(Website and app data records)
•••

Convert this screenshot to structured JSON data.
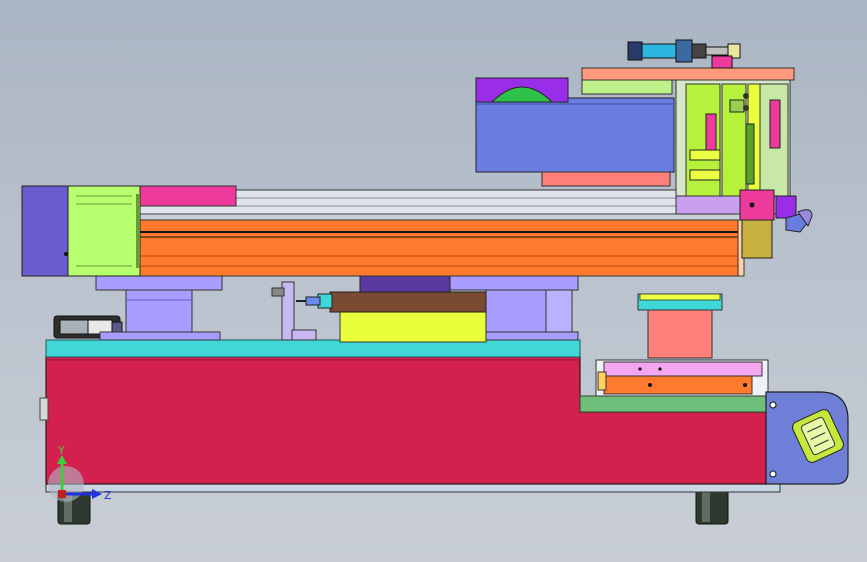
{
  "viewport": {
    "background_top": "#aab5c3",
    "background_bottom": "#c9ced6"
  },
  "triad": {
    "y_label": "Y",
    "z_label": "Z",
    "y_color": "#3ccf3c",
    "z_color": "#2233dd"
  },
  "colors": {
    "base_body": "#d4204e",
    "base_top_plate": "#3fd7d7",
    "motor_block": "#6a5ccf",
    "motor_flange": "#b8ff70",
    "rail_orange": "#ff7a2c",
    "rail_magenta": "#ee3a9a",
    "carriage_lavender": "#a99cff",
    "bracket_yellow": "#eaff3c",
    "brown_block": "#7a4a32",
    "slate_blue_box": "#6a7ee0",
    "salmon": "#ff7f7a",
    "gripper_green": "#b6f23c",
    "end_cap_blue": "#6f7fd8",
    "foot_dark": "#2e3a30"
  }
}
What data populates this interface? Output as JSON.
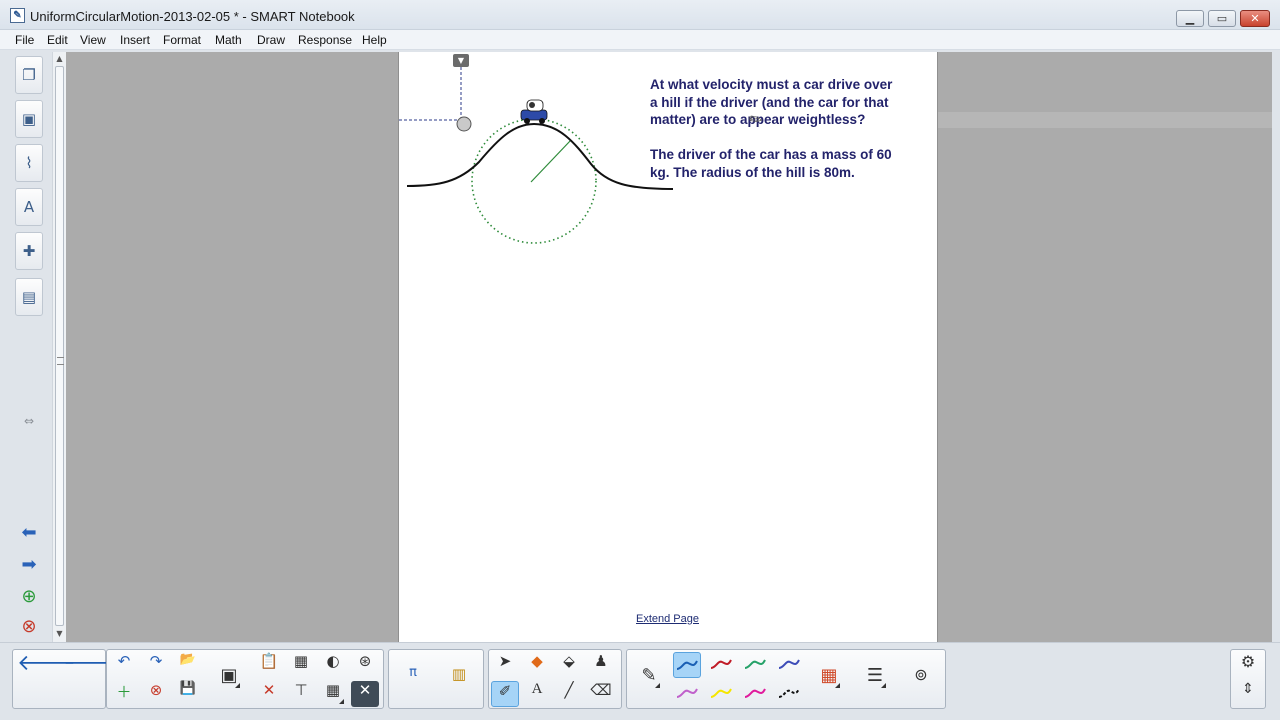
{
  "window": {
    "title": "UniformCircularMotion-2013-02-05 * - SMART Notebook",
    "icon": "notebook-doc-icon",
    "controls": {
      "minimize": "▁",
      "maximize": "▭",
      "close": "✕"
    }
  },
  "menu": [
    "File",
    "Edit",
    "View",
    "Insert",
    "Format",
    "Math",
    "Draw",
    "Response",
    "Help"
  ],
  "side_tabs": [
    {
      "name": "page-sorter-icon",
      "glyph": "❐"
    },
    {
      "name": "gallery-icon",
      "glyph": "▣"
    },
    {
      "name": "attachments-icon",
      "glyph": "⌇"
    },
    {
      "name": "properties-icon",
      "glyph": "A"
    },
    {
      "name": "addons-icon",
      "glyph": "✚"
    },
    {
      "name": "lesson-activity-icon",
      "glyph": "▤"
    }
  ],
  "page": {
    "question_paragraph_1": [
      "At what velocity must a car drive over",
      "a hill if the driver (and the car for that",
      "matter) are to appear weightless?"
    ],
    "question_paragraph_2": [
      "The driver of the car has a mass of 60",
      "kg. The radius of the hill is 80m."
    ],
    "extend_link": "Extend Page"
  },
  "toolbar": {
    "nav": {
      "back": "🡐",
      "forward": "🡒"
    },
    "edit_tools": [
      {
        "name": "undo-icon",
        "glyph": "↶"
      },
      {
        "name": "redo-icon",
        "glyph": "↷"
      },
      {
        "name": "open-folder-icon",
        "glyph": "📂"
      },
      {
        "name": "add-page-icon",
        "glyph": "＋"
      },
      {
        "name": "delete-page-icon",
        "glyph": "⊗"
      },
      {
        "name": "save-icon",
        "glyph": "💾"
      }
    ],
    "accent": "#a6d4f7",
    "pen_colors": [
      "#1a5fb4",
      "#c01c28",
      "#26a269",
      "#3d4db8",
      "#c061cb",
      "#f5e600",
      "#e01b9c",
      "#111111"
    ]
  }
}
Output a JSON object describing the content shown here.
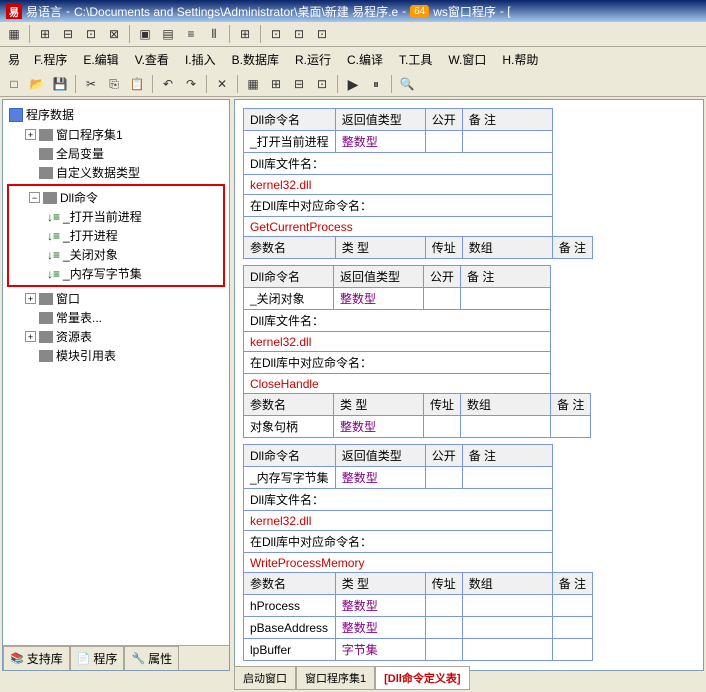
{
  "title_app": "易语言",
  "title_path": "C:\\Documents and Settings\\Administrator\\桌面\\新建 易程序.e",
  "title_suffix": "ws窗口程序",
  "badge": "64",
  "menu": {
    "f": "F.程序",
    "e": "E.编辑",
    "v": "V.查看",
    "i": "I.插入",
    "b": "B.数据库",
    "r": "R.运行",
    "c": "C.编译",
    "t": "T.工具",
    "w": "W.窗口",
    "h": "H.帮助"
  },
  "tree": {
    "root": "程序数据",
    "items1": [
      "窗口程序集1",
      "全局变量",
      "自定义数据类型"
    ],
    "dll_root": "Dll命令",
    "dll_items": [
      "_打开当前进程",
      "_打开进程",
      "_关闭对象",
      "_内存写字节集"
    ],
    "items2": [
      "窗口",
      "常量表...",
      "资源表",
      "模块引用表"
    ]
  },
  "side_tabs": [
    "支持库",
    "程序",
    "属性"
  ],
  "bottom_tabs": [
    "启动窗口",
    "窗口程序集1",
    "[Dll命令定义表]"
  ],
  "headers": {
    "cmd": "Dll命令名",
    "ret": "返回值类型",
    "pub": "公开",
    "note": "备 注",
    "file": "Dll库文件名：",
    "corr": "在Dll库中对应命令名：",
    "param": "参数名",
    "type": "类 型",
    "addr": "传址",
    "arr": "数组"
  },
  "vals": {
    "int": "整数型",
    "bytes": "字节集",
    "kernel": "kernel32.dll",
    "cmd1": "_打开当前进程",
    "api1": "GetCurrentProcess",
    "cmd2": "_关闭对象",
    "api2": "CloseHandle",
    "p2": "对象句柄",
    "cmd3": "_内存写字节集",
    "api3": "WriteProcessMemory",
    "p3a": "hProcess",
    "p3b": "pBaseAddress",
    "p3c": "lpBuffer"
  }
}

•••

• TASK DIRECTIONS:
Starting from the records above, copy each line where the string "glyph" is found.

• OUTPUT FOR THIS TASK:
      "glyph": "❐"
      "glyph": "▣"
      "glyph": "⌇"
      "glyph": "A"
      "glyph": "✚"
      "glyph": "▤"
        "glyph": "↶"
        "glyph": "↷"
        "glyph": "📂"
        "glyph": "＋"
        "glyph": "⊗"
        "glyph": "💾"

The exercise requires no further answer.